Principally, the password supervisor firm doesn’t know your grasp password, and doesn’t retailer your grasp password, so it doesn’t have your grasp password to lose.
And that’s essential, as a result of it means not solely can the grasp password not be stolen from the password supervisor web site, it additionally signifies that even when regulation enforcement present up there and say, “Proper, present us all of the individual’s passwords,” they will’t try this both.
All they’re doing is appearing as a storage location for, as you say, an encrypted BLOB.
And the concept is that it solely ever needs to be decrypted in your system after you’ve put in your grasp password, and optionally after you’ve accomplished some sort of 2FA factor.
So, as you say, all of the reside decryption and heavy lifting is finished by you, along with your password, solely within the confines of your personal system.
DOUG. Very useful!
So the massive query, “Will we nonetheless suggest utilizing password managers?”… I feel we will safely say, “Sure.”
DUCK. Sure, there’s a final query, which is I assume is a extra affordable one: “Does immediately having all of the supply code, which they didn’t have earlier than, put the crooks at such a big benefit that it’s recreation over for LastPass?”
DOUG. Effectively, that may be a nice segue to our reader query!
If I could spike it over the online right here in volleyball fashion…
DUCK. Oh, sure.
DOUG. On the LastPass article, Bare Safety reader Hyua feedback, partially: “What if the attackers someway managed to switch the supply code? Wouldn’t it develop into very dangerous to make use of LastPass? It’s like a SaaS service, that means we will’t simply not replace our software program to forestall the corrupted supply code from working in opposition to us.”
DUCK. Effectively, I don’t suppose it’s simply software-as-a-service, as a result of there’s a element that you simply put in your laptop computer or your cell phone – I need to say, I’m not a LastPass person myself, however my understanding is you’ll be able to work solely offline if you want.
The problem, was, “What if the crooks modified the supply code?”
I feel we’ve got to take LastPass at its phrase in the mean time: they’ve stated that the supply code was accessed and downloaded by the crooks.
I feel that if the supply code had been modified and their programs had been hacked… I’d prefer to suppose they’d have stated so.
However even when the supply code had been modified (which is basically a provide chain assault, effectively…
…you’ll hope, now LastPass is aware of that there’s been a breach, that their logs would present what modifications had been made.
And any respectable supply code management system would, you think about, permit them to again out these modifications.

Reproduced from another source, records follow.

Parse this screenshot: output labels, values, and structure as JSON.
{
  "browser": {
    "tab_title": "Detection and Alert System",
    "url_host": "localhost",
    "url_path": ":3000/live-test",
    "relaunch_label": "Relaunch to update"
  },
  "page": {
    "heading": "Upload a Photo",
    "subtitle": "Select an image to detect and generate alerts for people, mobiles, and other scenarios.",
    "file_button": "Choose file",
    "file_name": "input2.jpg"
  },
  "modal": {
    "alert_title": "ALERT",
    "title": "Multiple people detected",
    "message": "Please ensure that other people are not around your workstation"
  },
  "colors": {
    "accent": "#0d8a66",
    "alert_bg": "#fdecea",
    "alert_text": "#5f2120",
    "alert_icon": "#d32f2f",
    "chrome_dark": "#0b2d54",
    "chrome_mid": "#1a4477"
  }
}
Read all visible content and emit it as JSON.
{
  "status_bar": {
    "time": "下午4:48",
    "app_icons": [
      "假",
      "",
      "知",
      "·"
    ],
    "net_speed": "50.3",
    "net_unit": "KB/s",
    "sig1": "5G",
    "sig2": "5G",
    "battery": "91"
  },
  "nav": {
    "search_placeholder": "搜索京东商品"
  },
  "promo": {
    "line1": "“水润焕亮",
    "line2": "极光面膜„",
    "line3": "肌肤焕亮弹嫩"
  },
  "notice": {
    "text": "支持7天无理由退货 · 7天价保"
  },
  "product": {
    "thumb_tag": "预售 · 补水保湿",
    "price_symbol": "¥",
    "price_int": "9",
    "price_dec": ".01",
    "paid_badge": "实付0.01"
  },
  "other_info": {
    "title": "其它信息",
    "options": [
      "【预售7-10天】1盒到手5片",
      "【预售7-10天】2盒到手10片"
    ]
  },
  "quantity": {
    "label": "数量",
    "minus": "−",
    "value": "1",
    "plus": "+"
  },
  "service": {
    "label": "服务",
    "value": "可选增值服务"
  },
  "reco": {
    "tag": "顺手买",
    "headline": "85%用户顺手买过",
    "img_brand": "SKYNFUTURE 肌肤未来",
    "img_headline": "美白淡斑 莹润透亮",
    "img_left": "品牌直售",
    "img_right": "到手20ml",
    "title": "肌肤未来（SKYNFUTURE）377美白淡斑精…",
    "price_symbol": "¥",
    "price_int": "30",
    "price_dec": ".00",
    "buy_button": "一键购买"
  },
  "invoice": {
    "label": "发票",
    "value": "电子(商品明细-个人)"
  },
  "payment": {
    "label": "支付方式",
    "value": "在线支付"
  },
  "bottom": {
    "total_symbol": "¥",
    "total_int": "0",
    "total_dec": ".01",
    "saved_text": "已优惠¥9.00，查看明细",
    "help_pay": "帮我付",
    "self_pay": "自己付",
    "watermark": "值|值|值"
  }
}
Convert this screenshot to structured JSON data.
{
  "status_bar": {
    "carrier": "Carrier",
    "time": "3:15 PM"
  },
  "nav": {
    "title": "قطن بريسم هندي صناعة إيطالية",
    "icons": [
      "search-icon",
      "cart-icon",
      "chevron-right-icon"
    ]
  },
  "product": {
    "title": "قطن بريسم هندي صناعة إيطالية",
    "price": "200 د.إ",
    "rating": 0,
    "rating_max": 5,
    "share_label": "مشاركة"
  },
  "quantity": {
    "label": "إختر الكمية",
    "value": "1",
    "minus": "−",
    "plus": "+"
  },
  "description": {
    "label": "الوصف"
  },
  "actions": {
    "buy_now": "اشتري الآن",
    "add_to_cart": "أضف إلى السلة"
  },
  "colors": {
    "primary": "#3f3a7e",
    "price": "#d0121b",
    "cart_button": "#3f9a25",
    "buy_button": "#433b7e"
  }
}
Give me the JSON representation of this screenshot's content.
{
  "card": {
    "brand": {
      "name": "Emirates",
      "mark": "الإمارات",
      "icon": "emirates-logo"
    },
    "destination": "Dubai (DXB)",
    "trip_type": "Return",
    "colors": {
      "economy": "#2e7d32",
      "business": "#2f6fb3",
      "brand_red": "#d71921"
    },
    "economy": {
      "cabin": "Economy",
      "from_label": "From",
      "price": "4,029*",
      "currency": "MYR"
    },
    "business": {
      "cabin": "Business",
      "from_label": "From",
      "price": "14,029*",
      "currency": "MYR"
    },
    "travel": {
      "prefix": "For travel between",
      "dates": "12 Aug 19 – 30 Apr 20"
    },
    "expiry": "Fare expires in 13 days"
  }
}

You is usually a little bit involved – it’s not a very good look if you’re an organization that’s imagined to be all about preserving folks from logging in inappropriately, and certainly one of your builders principally will get their password or their entry token hacked.
And it’s not a very good look when somebody jumps in and grabs all of your mental property.
However my intestine feeling is that’s extra of an issue for LastPass’s personal shareholders: “Oh golly, we have been preserving it secret as a result of it was proprietary info. We didn’t need opponents to know. We wished to get a complete lot of patents,” or no matter.
So, there is likely to be some enterprise worth in it…
..however when it comes to “Does figuring out the supply code put clients in danger?”
Effectively, I feel it was one other commenter on Bare Safety stated, [IRONIC] “We’d higher hope that the Linux supply code doesn’t get leaked anytime quickly, then!”
Which I feel just about sums up that entire subject precisely.
All proper, thanks for sending in that remark, Hyua.
When you have an fascinating story, remark or query you’d prefer to submit, we’d like to learn it on the podcast.
You may e mail firstname.lastname@example.org, you’ll be able to touch upon any certainly one of our articles, or you’ll be able to hit us up on social:
That’s our present for at this time – thanks very a lot for listening.
For Paul Ducklin, I’m Doug Aamoth, reminding you till subsequent time to…
BOTH. Keep safe!